From The Firmament of Time, by Loren Eiseley
N.Y. Atheneum, 1962. p. 162.
Analysis Key

     We crossed a wind (DO) [Adj. to "wind" that smelled {of ice} {from still 

higher snowfields}], | we cantered {with a breeze} [Adj. to "breeze" that came 

{from somewhere} {among cedars}], | we passed a gust (DO) {like Hell's breath}

[Adj. to "gust" that had risen straight up {from the desert floor}. |


Analysis
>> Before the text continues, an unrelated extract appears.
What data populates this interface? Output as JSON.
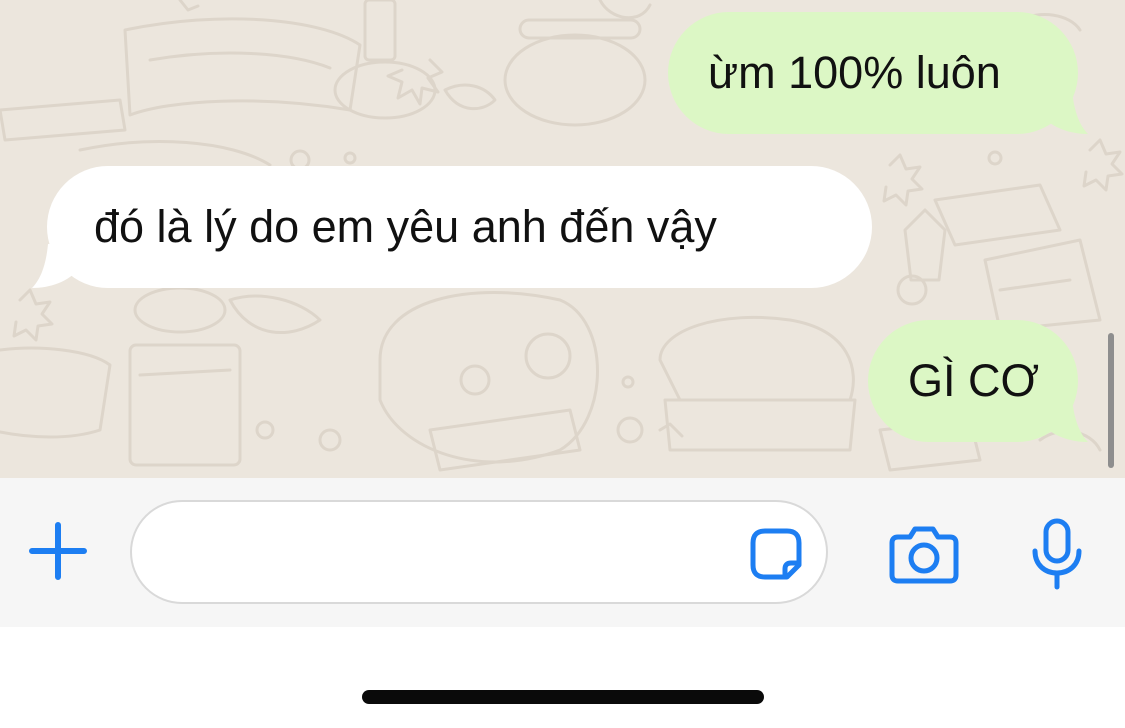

    Although an "and" after the last comma (before "we passed") would have made this sentence "correct," Eiseley chose not to use one, thereby creating what many teachers would consider to be a comma-splice. It is, of course, impossible to know what was in Eiseley's mind as he wrote this, but as I read -- and then thought about it, the missing "and" suggests that the three main clauses are not cumulative ("and"), but rather appositional, as if the crossing, cantering, and passing are, in a sense, variations on the same basic idea.
     Technically, the splice causes readers no problems because of the structure of the three main clauses. They are relatively short; each begins with "we" as the main subject; and, although two have direct objects, and one has an object of a preposition, each main clause includes a simple adjectival clause that modifies the object. This parallel structure makes the sentence very easy to follow.